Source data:
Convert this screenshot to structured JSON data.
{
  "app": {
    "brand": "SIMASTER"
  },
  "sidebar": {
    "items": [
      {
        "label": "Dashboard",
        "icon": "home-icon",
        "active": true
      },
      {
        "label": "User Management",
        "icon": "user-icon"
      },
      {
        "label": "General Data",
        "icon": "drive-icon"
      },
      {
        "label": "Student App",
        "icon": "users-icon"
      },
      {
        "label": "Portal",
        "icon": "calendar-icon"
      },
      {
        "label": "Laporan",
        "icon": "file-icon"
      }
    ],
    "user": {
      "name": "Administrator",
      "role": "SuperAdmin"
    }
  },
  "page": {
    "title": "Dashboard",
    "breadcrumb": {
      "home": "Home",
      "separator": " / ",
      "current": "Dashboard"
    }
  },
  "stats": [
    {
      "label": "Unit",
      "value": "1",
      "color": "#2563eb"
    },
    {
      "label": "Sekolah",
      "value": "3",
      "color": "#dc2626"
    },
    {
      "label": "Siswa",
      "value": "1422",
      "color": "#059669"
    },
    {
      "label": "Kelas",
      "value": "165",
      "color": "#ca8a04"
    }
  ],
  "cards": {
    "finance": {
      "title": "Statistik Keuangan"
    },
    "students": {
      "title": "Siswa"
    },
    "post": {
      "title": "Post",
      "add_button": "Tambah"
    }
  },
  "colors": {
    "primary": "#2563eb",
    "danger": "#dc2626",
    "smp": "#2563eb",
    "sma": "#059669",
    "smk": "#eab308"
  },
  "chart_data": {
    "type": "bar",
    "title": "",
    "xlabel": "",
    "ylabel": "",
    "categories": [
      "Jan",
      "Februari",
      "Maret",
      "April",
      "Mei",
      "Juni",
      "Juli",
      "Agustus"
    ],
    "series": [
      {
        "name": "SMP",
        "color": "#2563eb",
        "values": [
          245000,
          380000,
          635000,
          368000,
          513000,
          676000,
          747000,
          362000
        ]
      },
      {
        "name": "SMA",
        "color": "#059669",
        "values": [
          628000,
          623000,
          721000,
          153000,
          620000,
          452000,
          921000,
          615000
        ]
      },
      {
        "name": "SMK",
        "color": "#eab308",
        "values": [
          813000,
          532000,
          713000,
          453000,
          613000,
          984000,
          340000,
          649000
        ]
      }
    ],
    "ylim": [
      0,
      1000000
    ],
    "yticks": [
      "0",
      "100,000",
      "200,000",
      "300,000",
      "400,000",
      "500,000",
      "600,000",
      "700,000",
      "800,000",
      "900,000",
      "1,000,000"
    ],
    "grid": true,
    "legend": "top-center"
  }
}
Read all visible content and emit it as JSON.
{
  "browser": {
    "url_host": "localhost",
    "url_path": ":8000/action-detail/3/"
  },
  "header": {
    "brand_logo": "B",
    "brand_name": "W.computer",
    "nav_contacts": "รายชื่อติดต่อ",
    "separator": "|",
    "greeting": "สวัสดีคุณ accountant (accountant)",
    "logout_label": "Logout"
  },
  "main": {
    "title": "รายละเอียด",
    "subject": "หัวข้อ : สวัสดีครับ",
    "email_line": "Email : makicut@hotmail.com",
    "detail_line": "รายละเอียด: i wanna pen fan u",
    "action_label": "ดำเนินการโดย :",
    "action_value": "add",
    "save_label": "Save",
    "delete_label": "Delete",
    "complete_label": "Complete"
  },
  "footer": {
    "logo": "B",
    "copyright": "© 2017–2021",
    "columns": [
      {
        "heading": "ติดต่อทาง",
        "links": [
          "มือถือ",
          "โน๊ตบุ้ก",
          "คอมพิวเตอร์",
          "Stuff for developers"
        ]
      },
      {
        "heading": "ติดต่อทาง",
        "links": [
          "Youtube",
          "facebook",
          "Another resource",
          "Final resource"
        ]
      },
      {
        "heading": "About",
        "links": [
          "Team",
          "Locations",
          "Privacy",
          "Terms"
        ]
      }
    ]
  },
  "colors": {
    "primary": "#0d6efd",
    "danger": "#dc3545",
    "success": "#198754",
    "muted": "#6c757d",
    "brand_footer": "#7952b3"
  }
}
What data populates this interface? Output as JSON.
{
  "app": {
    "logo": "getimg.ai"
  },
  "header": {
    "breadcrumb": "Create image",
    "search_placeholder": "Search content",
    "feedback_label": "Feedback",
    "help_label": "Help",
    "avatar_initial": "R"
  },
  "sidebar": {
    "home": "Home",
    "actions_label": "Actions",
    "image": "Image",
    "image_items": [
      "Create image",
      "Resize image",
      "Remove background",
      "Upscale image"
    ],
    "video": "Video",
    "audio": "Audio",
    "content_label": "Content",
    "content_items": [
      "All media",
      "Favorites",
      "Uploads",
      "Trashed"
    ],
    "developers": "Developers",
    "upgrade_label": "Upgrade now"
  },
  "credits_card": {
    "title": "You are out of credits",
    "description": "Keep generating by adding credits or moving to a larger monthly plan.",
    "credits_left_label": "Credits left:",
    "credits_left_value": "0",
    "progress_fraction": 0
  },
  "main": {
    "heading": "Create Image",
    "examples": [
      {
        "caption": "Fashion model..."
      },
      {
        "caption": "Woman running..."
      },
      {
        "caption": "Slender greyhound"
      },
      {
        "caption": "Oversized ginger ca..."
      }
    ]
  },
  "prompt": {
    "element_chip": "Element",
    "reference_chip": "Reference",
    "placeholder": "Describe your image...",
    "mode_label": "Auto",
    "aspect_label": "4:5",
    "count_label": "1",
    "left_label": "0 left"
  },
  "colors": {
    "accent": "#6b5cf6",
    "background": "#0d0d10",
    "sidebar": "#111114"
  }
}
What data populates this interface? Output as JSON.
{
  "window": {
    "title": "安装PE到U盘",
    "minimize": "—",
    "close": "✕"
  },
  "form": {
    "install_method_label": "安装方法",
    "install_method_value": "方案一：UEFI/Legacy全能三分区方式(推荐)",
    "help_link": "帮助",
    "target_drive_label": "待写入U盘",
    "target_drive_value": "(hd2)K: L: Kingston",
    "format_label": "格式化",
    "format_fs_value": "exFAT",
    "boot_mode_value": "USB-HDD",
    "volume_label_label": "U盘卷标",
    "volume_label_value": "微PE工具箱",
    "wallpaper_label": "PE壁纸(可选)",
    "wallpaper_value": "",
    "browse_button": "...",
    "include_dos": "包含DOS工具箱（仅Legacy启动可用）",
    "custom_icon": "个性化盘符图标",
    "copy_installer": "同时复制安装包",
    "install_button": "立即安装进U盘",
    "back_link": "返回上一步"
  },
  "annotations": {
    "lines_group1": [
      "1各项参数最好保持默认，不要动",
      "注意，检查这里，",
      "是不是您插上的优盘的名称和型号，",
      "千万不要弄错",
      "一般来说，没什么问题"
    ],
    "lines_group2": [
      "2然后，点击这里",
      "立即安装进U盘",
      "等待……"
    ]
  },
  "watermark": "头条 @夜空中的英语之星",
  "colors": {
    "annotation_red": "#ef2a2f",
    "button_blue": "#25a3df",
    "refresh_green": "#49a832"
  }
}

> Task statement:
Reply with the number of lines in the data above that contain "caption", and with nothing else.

> Problem solution:
4